• The task:
Check each line of the records below for the word "JSON" and copy those where it appears.

(Website and app data records)

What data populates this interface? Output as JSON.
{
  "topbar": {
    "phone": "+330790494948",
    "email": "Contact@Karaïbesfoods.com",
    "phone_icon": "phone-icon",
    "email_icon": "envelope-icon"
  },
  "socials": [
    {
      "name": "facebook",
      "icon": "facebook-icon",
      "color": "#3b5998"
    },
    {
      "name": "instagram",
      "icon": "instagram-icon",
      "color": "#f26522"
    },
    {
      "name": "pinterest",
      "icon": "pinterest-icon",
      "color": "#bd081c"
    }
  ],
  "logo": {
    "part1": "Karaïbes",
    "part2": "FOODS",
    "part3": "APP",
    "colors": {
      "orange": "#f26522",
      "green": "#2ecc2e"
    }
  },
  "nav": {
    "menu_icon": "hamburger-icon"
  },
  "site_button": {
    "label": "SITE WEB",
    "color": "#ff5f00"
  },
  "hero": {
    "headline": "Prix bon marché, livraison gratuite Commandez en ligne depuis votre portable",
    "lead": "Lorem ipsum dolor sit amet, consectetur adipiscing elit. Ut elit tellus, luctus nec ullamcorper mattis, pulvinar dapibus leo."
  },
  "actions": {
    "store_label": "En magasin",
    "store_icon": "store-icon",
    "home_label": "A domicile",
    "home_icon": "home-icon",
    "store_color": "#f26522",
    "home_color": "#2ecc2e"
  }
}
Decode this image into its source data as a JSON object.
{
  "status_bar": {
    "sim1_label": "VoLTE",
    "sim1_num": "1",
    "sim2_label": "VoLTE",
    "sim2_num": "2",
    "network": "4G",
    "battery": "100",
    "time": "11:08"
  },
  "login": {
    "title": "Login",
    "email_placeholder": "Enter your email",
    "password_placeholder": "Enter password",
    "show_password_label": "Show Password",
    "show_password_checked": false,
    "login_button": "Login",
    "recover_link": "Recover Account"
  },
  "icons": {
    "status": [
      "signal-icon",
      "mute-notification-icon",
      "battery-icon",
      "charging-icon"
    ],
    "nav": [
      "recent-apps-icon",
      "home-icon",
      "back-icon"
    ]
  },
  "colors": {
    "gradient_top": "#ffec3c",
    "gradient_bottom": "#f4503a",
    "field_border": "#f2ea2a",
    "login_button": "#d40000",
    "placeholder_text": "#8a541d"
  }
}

• Solution:
What data populates this interface? Output as JSON.
Decode this image into its source data as a JSON object.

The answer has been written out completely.